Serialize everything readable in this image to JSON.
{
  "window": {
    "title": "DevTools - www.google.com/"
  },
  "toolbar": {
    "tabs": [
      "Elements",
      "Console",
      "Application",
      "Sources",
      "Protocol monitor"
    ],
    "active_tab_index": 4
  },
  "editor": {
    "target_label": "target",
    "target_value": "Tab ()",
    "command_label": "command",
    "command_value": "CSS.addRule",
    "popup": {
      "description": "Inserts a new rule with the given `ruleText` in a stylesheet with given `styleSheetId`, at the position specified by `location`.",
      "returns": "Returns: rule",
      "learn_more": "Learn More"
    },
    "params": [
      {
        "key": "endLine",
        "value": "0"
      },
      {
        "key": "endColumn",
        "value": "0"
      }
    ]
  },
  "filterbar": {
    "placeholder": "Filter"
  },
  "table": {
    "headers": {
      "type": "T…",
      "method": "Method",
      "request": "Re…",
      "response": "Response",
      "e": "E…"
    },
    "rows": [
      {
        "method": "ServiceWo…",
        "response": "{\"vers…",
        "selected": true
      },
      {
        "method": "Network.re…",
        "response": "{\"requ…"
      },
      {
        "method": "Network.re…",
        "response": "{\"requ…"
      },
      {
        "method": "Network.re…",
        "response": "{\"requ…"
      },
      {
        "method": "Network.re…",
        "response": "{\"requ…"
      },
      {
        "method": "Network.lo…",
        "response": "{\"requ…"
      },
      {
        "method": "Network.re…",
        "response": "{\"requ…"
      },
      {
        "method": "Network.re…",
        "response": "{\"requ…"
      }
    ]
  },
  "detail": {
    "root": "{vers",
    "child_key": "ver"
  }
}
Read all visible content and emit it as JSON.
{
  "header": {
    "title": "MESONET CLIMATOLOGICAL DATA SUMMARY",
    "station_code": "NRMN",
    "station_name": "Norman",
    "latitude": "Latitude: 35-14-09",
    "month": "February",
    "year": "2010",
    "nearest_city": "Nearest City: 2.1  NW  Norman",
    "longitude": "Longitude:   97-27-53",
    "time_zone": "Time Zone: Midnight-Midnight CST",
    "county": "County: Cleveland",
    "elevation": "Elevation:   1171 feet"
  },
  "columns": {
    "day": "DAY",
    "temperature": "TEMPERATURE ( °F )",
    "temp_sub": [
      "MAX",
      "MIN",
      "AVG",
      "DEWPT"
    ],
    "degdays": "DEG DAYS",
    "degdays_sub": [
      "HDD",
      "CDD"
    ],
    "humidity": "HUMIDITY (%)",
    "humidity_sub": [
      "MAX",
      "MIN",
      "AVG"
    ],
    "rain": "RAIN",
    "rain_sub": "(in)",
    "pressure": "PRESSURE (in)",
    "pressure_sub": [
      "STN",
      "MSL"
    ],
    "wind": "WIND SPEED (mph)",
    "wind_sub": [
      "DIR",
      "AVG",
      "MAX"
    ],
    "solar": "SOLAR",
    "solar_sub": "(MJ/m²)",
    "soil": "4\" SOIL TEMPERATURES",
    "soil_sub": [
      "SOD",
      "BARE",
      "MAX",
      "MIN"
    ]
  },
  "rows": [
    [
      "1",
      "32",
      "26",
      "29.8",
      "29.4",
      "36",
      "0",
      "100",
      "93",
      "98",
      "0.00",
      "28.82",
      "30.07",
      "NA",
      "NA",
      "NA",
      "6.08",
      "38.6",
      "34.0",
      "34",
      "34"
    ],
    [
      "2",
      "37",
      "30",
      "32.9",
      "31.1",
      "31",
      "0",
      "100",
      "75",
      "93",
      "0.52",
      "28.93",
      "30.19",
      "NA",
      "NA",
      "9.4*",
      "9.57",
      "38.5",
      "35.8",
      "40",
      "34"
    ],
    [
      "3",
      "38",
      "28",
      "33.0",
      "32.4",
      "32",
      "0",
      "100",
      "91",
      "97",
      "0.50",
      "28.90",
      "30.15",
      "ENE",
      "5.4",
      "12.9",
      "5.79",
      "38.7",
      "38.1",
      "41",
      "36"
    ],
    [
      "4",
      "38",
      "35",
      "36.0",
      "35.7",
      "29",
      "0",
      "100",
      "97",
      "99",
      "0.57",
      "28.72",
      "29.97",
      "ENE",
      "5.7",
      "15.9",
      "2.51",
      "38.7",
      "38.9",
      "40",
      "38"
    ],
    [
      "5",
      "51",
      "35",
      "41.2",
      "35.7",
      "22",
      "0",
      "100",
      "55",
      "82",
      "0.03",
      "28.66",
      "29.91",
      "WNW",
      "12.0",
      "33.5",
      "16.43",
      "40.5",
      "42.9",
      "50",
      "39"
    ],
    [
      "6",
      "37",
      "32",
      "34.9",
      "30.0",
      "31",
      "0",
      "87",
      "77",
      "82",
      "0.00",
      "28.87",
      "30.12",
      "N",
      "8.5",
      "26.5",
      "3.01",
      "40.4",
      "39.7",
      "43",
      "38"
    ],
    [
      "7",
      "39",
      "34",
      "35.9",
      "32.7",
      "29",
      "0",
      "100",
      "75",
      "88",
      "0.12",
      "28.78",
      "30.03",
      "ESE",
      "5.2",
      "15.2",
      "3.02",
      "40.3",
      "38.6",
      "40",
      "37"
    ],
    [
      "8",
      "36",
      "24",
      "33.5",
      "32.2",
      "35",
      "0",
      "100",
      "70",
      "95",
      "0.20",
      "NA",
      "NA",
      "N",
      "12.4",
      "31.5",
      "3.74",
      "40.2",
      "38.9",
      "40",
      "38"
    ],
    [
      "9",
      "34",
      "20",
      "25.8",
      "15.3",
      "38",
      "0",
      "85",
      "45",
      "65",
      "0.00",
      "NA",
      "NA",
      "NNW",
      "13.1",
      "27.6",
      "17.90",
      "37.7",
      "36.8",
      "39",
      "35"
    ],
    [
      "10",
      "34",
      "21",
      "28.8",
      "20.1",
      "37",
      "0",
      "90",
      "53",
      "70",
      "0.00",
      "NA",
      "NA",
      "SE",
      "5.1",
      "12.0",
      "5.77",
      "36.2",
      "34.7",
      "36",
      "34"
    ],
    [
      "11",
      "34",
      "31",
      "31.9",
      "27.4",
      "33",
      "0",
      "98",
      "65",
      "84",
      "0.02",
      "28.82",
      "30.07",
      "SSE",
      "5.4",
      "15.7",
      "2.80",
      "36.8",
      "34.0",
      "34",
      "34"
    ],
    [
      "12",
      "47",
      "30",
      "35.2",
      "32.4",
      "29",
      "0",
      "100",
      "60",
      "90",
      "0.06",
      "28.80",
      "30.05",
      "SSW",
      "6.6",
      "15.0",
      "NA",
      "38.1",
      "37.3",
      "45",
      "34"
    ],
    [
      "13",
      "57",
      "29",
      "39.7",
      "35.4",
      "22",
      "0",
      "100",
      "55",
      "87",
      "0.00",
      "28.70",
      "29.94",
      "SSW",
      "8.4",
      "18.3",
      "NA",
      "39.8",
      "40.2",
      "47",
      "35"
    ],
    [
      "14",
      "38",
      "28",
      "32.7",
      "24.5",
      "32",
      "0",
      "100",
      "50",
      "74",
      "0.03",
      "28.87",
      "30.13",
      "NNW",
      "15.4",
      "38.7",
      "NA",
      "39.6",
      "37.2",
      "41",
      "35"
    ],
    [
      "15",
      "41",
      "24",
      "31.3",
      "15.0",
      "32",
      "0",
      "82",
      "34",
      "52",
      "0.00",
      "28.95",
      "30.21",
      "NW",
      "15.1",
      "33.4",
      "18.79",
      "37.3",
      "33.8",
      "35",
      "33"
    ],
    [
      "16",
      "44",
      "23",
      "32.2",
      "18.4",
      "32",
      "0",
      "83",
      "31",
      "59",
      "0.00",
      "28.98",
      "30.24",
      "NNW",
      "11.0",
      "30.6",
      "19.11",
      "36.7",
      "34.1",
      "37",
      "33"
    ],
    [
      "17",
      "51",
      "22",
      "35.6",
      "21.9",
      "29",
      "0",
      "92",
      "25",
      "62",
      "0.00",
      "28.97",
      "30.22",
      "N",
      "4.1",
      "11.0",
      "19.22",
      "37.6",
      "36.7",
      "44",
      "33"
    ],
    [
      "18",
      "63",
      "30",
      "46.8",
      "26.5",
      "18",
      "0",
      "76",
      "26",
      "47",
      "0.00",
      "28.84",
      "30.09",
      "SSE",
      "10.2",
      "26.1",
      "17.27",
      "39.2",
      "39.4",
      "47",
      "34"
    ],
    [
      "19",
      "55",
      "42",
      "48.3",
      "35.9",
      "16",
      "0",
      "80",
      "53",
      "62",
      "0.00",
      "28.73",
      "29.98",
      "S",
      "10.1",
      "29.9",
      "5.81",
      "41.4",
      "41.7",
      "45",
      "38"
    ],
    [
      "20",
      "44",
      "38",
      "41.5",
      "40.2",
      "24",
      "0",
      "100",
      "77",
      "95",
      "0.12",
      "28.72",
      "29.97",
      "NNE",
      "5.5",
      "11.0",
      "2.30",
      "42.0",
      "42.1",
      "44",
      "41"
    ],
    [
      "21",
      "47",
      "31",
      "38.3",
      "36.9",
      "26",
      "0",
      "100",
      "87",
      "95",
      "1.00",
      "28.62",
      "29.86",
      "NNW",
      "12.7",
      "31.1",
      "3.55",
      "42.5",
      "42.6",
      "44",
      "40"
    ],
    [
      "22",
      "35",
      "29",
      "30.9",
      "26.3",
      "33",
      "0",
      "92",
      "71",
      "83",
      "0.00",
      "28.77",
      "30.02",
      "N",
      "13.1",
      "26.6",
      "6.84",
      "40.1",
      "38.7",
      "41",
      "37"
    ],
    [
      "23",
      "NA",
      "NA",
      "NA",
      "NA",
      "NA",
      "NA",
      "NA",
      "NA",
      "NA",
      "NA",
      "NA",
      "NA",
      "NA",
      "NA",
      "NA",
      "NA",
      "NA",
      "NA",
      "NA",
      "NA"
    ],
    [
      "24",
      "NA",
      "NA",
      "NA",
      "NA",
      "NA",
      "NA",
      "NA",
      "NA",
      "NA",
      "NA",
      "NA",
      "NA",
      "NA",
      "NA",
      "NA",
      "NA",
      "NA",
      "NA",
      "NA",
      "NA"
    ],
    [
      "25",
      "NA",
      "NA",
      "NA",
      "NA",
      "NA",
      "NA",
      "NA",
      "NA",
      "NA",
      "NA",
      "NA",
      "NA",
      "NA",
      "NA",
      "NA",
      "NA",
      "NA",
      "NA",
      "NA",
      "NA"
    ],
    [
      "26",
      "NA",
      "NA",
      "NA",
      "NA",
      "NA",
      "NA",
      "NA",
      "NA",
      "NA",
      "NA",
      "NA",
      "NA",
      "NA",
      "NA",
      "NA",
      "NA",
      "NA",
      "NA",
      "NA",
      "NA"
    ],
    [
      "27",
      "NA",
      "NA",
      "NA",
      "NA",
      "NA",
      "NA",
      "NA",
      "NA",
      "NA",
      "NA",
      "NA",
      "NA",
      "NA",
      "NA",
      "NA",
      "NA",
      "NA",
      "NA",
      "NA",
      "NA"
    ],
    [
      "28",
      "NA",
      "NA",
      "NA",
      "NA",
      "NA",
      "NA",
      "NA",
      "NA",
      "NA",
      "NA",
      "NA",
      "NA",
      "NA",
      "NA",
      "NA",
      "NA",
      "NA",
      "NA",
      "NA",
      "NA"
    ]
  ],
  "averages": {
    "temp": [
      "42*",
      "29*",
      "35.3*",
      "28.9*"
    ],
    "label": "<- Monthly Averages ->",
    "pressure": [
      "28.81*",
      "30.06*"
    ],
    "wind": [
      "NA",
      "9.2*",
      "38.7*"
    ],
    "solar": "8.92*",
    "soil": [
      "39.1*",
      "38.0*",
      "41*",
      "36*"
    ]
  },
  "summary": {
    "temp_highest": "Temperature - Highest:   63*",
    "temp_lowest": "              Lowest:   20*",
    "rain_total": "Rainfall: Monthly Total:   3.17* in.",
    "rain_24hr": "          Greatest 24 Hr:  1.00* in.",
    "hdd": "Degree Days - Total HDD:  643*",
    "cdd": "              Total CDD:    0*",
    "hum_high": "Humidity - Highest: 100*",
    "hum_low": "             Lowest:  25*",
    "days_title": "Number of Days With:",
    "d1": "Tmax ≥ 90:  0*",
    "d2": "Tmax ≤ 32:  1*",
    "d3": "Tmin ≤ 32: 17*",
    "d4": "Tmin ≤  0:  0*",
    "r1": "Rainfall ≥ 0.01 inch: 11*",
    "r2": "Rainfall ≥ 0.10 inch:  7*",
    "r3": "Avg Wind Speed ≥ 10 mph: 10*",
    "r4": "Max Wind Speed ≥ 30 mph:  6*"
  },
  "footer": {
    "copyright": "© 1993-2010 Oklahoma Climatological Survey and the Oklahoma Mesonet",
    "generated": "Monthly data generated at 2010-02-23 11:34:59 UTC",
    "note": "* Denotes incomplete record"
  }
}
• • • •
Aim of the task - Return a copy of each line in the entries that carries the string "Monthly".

Answer box -
    "label": "<- Monthly Averages ->",
    "rain_total": "Rainfall: Monthly Total:   3.17* in.",
    "generated": "Monthly data generated at 2010-02-23 11:34:59 UTC",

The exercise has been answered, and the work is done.